Judging things by your first impression seems like a very natural, evolutionary instinct. In practice, we’re often wrong and we liberally apply this rule across our lives subconsciously. Now, I’m consciously making an effort to not do that.
I ordered a new iPhone a few days ago. I was deciding whether to get the MagSafe charger. My first impression of it based on the Apple event demo was that it seemed unnecessary, bulky, and kind of lame. My 20-watt USB-C charger is probably faster. But you know what? Let’s give it a shot, maybe it’s really cool after all? So I tacked it onto my order.
I think this mindset is essential for being a successful entrepreneur. The most successful founders detect a new trend in society or a cutting edge technology and ride that wave of momentum to massive businesses. Imagine you were one of the first folks to start using bitcoin in 2009. I remember hearing about it back in the day and thinking that I didn’t really understand the purpose of it. Honestly, I still feel that way today. But imagine you heard about it, and just decided on a whim, you know what? I’m going to buy some because why the heck not, this new tech seems really cool. You’d be mega-rich today.
As someone who has an extremely mathematically-driven mind, I often struggle to adopt technologies that don’t have an abundantly clear use-case immediately. I need to understand exactly how using this new software will benefit me. When there isn’t a blatantly obvious benefit from a new piece of tech, I’m unlikely to try it. Instead, I want to be the one who figures out what the utility of a new piece of technology is.
I would put Notion into one of these buckets. I grew up using Google Docs and I didn’t really understand how Notion could be useful so I ignored it for a while. In hindsight, this is what I wish my framework of thinking was once Notion started becoming popular:
Step 1: Notice that people are talking about this new document-writing software called Notion
Step 2: Okay - let’s try it out. How is this useful. How can I start incorporating this into my workflow?
Step 3: Decide if it’s marginally better and more useful than Google docs and try to use it.
What I realized from my experience with Notion is that sometimes it is hard to succinctly state the benefit of a new piece of software.
Change is always difficult and uncomfortable, but embracing change is essential for business and life. All of these micro-decisions about software and other new things comprise your technological trajectory. If you on a daily basis reject change, your technology adoption trendline leads to you becoming a dinosaur—we all have a few of those in our lives (i.e. parents, grandparents, etc.).

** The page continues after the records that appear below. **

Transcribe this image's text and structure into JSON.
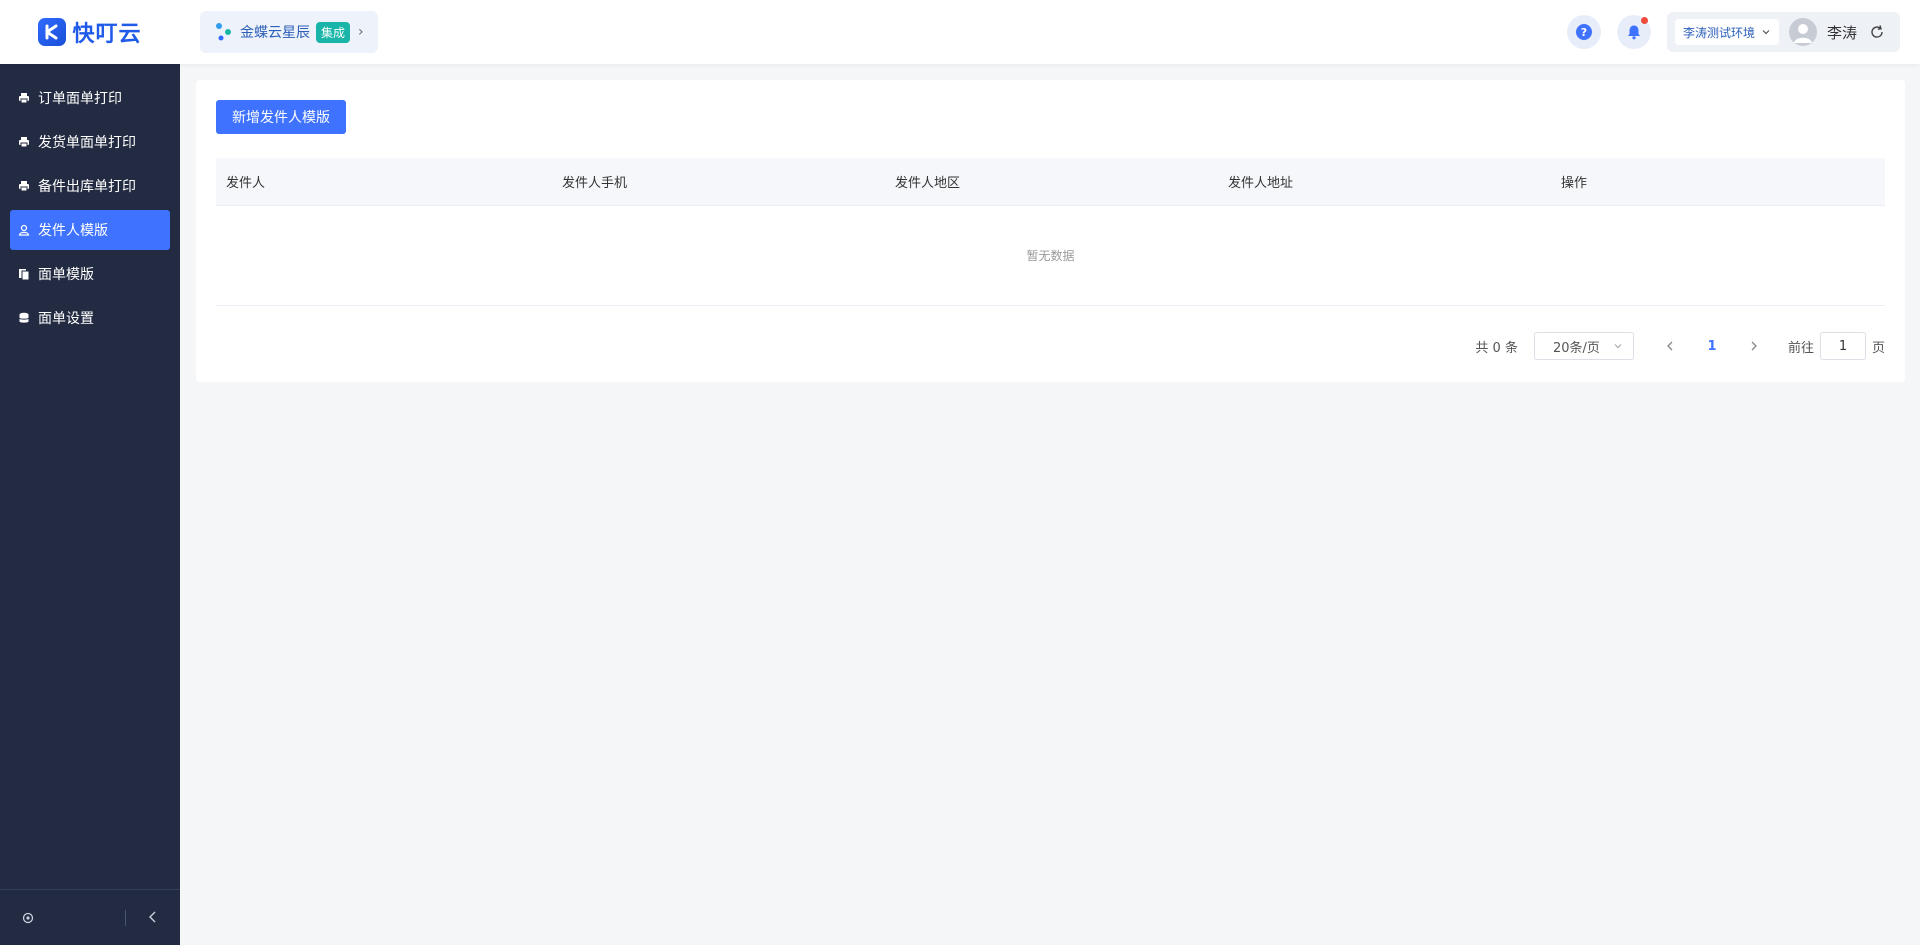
{
  "app": {
    "name": "快叮云"
  },
  "integration": {
    "name": "金蝶云星辰",
    "tag": "集成"
  },
  "header": {
    "env": "李涛测试环境",
    "user": "李涛"
  },
  "sidebar": {
    "items": [
      {
        "label": "订单面单打印",
        "icon": "printer-icon"
      },
      {
        "label": "发货单面单打印",
        "icon": "printer-icon"
      },
      {
        "label": "备件出库单打印",
        "icon": "printer-icon"
      },
      {
        "label": "发件人模版",
        "icon": "user-icon",
        "active": true
      },
      {
        "label": "面单模版",
        "icon": "document-icon"
      },
      {
        "label": "面单设置",
        "icon": "database-icon"
      }
    ]
  },
  "main": {
    "add_button": "新增发件人模版",
    "table": {
      "columns": [
        "发件人",
        "发件人手机",
        "发件人地区",
        "发件人地址",
        "操作"
      ],
      "empty_text": "暂无数据"
    },
    "pagination": {
      "total": "共 0 条",
      "page_size": "20条/页",
      "current_page": "1",
      "goto_label": "前往",
      "goto_value": "1",
      "goto_suffix": "页"
    }
  },
  "colors": {
    "primary": "#3f73ff",
    "sidebar_bg": "#222b42",
    "tag": "#18b5a8",
    "badge": "#f04a3a"
  }
}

I don’t want to become a dinosaur. Instead, I want to be at the forefront of discovery.